*** Data shown Section Begins ***
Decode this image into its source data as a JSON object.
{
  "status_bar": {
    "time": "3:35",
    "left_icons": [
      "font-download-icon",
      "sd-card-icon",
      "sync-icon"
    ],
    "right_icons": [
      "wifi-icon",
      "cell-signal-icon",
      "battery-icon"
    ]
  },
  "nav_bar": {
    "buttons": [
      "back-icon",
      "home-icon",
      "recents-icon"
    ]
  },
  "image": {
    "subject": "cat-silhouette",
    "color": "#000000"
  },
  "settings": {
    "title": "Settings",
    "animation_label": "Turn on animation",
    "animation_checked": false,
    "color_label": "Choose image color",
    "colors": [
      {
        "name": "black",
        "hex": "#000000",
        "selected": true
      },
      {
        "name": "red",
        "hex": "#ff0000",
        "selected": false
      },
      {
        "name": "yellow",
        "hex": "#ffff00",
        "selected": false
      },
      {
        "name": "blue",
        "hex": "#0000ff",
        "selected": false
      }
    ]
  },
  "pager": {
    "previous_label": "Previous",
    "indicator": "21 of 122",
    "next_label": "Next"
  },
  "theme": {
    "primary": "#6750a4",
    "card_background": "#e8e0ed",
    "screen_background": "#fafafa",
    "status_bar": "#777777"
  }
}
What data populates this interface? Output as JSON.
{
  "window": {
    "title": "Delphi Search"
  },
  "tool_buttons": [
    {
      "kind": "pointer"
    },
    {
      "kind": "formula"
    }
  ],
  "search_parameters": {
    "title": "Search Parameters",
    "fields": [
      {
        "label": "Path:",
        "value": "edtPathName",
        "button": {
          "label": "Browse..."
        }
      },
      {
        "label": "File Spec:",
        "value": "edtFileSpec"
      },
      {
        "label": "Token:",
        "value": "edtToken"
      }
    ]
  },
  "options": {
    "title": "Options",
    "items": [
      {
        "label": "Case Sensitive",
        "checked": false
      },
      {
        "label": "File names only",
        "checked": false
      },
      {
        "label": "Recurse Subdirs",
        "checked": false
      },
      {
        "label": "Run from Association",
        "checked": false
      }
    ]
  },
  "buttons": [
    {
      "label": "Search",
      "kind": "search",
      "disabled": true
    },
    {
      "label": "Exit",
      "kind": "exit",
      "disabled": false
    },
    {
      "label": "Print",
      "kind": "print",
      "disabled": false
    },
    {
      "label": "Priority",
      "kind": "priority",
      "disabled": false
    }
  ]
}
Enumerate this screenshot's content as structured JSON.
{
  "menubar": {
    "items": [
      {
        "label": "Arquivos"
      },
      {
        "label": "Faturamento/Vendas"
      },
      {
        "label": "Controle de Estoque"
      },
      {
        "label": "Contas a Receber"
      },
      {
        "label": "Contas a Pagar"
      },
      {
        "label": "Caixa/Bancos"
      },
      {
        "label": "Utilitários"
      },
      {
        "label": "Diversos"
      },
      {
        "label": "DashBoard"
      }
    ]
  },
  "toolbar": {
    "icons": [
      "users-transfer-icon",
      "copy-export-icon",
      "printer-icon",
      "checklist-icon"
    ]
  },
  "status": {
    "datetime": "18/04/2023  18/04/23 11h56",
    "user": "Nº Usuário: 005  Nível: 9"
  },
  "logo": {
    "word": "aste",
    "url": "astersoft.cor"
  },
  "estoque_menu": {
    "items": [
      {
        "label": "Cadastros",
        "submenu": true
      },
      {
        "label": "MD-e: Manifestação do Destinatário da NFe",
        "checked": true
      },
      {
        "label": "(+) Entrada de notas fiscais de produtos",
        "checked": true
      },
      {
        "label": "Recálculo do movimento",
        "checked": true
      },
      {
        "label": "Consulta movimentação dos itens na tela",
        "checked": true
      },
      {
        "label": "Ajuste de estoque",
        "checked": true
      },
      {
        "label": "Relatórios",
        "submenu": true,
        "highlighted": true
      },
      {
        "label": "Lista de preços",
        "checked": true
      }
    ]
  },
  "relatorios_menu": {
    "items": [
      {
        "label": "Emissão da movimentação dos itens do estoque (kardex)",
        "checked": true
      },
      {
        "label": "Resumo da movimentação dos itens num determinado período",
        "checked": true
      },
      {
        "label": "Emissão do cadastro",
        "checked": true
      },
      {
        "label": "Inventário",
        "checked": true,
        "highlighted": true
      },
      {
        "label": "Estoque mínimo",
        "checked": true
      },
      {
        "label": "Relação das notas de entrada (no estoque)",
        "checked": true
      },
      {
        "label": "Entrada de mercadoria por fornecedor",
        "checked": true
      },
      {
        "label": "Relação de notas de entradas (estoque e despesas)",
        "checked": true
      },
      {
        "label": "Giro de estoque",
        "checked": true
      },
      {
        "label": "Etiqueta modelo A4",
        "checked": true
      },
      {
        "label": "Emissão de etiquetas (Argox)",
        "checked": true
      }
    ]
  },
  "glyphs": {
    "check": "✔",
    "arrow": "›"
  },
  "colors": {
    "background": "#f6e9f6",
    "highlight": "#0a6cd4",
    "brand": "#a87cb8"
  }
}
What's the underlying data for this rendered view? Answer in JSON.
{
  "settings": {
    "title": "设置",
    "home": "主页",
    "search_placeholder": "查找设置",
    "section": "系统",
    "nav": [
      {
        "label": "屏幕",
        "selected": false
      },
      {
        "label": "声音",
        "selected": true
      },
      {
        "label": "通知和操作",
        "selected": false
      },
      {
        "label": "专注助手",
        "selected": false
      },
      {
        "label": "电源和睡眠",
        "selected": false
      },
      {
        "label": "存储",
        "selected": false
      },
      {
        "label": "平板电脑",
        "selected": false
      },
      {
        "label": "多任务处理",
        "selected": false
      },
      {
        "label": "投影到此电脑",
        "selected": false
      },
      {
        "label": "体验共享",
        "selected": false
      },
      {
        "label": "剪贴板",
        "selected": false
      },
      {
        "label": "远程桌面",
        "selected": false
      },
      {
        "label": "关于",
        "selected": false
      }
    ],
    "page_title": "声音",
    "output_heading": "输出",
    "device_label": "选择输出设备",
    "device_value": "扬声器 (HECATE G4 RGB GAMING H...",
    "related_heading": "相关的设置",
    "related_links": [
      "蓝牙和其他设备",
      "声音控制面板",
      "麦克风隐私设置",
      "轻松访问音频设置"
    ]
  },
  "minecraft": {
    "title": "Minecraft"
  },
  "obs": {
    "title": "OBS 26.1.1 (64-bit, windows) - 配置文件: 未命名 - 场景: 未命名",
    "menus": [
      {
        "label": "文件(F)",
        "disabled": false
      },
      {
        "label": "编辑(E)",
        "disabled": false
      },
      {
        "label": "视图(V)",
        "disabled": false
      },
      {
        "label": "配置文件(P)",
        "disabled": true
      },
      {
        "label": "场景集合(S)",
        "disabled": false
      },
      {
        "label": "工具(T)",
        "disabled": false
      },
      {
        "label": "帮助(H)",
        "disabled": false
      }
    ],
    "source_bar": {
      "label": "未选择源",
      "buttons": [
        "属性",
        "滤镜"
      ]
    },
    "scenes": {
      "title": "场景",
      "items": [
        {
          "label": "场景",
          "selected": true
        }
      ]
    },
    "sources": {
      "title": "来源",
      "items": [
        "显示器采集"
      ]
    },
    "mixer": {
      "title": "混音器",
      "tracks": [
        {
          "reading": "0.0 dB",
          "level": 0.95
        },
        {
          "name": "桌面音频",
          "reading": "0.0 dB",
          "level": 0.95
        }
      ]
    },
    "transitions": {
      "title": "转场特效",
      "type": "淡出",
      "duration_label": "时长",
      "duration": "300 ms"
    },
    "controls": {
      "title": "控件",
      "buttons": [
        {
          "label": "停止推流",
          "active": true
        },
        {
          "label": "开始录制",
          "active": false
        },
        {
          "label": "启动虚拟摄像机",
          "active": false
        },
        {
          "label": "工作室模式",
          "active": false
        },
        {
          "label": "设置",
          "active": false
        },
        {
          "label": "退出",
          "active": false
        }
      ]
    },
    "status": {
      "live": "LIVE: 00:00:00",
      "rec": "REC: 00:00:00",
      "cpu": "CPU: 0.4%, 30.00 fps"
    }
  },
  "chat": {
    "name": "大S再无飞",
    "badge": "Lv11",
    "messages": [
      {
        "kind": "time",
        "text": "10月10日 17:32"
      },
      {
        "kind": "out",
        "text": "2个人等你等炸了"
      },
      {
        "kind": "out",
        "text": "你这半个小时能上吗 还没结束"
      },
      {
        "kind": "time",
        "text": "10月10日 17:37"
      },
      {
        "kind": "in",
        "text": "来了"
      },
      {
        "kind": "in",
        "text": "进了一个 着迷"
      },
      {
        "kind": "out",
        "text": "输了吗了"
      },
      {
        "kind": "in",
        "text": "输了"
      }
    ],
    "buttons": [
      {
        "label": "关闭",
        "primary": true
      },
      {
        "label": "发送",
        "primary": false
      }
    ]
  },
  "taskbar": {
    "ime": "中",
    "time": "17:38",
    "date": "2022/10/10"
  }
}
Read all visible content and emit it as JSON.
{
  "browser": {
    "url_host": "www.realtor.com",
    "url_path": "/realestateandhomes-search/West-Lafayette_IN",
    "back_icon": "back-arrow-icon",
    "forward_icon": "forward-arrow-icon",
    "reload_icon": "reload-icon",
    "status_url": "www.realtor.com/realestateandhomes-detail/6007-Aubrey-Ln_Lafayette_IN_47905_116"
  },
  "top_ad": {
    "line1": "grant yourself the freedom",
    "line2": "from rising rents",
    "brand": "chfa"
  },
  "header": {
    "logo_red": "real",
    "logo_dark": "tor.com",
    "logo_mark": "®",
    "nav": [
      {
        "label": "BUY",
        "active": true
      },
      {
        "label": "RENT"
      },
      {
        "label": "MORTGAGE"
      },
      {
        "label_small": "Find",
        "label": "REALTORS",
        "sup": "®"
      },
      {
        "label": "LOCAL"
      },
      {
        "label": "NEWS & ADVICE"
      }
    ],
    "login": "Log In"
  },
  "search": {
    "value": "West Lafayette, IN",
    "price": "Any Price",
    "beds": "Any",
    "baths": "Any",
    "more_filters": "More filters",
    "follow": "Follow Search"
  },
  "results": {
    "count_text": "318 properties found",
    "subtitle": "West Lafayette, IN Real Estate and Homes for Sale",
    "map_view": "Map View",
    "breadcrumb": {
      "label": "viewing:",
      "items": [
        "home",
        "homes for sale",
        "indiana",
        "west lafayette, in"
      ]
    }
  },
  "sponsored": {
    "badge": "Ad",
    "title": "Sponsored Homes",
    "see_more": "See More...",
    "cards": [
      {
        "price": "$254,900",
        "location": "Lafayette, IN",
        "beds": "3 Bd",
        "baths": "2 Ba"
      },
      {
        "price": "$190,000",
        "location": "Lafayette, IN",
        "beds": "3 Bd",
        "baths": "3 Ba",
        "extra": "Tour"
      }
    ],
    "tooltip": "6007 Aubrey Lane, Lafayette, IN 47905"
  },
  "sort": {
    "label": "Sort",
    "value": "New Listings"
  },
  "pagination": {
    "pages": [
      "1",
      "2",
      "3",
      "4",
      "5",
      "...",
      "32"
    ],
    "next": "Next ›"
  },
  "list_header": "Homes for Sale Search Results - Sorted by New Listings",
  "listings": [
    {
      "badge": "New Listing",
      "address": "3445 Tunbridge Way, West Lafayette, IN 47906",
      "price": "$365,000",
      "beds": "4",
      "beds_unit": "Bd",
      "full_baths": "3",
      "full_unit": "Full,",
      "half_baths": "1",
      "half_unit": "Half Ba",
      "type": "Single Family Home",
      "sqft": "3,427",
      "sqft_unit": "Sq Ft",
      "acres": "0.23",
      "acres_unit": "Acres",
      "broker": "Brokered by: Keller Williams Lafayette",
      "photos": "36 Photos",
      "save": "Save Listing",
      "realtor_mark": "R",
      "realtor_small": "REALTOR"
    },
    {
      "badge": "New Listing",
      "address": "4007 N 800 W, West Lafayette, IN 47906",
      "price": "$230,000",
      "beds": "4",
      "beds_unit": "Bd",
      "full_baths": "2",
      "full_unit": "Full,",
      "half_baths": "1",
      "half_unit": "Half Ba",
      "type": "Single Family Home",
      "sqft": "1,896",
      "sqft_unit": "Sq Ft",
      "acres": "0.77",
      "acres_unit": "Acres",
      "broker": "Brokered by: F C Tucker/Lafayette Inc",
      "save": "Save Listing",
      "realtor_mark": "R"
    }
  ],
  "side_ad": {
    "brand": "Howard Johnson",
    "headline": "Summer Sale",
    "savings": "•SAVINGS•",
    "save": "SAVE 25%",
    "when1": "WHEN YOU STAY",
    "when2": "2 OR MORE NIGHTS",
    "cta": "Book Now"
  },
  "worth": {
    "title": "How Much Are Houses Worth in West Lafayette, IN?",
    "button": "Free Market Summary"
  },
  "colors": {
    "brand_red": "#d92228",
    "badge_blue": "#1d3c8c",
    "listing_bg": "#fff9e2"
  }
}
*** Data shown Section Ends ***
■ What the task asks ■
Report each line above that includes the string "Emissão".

■ Task answer ■
        "label": "Emissão da movimentação dos itens do estoque (kardex)",
        "label": "Emissão do cadastro",
        "label": "Emissão de etiquetas (Argox)",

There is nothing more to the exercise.